Each line below that carries the string "Recycling" must appear in the answer.

[Entries from a dataset of interfaces]
>>>>
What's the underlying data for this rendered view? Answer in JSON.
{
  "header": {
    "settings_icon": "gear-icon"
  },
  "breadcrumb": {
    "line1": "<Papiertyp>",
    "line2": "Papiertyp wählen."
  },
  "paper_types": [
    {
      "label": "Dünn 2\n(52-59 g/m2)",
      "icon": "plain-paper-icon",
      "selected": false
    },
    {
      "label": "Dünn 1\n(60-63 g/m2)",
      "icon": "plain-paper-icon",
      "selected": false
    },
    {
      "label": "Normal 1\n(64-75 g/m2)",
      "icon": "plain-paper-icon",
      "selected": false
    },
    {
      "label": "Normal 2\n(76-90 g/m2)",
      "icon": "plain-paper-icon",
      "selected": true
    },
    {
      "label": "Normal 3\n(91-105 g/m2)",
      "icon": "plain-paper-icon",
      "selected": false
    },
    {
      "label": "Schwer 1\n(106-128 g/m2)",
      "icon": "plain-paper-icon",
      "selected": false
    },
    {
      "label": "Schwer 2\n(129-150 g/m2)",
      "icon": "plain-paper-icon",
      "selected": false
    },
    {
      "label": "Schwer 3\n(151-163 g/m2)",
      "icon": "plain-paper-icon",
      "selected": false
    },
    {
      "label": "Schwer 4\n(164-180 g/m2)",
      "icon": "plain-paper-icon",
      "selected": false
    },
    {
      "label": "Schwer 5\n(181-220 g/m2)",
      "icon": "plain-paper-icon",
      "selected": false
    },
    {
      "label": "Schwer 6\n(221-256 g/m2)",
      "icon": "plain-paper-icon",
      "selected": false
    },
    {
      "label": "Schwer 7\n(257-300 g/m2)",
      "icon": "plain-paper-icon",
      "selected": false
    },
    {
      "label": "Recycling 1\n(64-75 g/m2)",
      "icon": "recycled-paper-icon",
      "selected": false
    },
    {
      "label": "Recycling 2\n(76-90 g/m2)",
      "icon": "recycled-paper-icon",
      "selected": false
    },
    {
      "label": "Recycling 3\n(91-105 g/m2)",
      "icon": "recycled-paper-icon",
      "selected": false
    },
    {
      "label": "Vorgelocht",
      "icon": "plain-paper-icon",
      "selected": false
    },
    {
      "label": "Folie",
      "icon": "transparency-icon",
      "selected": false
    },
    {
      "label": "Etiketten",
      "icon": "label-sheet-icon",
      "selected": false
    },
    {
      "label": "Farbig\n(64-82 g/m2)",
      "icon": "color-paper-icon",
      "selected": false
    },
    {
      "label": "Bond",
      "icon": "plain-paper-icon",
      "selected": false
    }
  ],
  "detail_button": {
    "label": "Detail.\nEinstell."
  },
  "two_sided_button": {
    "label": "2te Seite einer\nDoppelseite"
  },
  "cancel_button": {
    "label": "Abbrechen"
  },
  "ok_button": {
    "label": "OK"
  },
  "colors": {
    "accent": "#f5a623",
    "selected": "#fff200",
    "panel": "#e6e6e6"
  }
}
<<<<
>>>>
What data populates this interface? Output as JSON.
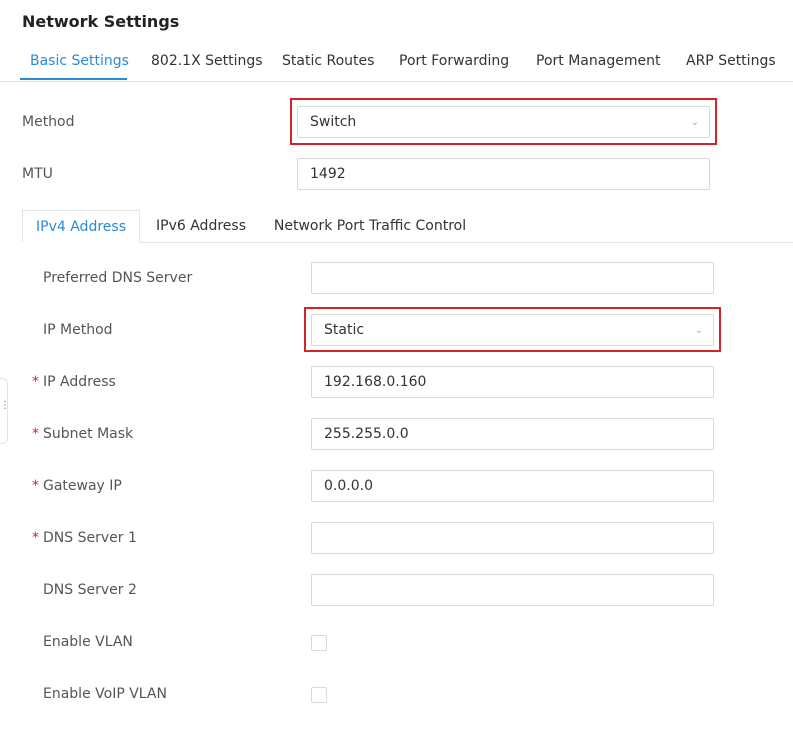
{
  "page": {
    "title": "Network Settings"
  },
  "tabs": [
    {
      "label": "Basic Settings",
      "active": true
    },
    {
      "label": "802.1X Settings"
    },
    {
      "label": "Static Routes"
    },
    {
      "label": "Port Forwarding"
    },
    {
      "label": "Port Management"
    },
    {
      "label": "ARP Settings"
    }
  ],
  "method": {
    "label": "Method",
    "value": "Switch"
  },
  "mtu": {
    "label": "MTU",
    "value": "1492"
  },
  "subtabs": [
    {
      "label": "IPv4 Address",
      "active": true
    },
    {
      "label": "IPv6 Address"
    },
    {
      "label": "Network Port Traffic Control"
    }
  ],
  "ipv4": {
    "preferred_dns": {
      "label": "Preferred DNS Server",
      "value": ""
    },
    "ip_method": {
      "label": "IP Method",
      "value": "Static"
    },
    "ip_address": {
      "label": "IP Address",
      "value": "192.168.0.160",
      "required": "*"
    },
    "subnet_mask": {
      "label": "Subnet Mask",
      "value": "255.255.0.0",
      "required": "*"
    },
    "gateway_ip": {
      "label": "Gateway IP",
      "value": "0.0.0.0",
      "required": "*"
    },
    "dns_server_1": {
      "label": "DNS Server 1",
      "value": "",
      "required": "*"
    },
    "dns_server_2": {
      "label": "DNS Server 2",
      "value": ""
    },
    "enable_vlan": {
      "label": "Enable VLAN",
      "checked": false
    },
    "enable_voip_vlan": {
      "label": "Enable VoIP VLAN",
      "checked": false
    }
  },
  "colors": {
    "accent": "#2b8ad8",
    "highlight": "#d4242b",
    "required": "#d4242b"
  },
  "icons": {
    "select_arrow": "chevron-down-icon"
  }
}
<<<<
- _Expected answer_:
      "label": "Recycling 1\n(64-75 g/m2)",
      "label": "Recycling 2\n(76-90 g/m2)",
      "label": "Recycling 3\n(91-105 g/m2)",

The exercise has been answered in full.